Gathering field data and then managing it and performing analytics used to be a time-intensive task that required many trips. With today’s technology, the time required to obtain and understand necessary data has been greatly reduced. Everything from advanced mapping capabilities to satellite imagery, geologic information and high-resolution photography is available with a click, and construction pros have their choice of analytical tools to help them make sense of the data – often for free!
If you’re not comfortable taking expensive laptops and tablets to job sites, where they can be easily stolen or broken, consider joining the many who are taking advantage of wearable technology. There are tools specifically targeted to the construction industry, including some that allow managers to get the same view workers are taking in on the site. Wraparound head lamps, “smart” helmets and armbands that allow photos and communications are just a few of the other construction-specific wearables that are making workers happier, safer and more productive.
As the cost of VR technology drops, construction companies are finding more ways to incorporate it into their work. It’s an obvious choice for bringing designs to life, but have you thought about what it can offer in terms of safety and efficiency? Imagine being able to simulate a risky situation on top of a tower or under a bridge, for example, or evaluate the types of safety precautions and tools that will be required through digital simulation before sending a live human being into a remote project site. VR makes for plenty of fun and games, but it can also save lives, time and money.
Finding new and beneficial ways to utilize technology in our daily lives is one of the joys of living in the 21st century.

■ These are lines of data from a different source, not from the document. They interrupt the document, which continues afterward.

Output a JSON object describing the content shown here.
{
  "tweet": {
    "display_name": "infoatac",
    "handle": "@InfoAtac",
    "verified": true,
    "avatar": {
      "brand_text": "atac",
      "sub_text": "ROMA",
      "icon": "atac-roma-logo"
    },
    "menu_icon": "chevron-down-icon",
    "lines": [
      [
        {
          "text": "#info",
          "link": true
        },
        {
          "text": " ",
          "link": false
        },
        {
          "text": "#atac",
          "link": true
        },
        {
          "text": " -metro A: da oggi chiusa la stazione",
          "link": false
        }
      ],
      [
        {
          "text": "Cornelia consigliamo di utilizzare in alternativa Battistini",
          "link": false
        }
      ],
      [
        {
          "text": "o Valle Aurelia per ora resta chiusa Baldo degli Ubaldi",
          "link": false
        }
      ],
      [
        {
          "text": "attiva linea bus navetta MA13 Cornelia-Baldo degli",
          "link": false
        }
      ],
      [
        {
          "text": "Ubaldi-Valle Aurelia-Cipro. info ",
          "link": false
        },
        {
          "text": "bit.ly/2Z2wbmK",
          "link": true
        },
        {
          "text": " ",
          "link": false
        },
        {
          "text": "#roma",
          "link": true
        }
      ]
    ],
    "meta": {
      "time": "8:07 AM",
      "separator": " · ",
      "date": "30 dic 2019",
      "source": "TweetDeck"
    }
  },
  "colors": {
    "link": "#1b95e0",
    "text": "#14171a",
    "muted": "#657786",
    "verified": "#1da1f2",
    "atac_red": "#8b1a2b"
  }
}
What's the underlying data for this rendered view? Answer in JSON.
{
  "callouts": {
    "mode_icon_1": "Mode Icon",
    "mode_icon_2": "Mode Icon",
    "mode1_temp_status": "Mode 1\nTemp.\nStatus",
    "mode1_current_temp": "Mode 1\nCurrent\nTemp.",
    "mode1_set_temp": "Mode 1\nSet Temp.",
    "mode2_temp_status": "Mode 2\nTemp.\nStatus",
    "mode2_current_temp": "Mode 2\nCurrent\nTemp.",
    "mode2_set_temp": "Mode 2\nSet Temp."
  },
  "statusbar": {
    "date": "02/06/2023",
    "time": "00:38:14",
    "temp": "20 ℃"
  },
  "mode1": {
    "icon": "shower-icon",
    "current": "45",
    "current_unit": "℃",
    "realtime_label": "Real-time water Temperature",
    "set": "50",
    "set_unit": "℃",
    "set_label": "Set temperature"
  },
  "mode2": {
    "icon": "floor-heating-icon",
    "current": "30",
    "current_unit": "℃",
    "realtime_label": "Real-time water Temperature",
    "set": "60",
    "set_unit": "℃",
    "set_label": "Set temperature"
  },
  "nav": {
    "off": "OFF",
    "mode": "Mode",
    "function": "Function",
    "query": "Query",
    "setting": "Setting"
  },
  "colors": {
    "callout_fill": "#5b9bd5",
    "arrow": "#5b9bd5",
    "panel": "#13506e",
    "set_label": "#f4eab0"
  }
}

Those in the construction field have an especially great opportunity to apply tech advances to their work, benefiting their fellow professionals and their companies’ bottom line in the process.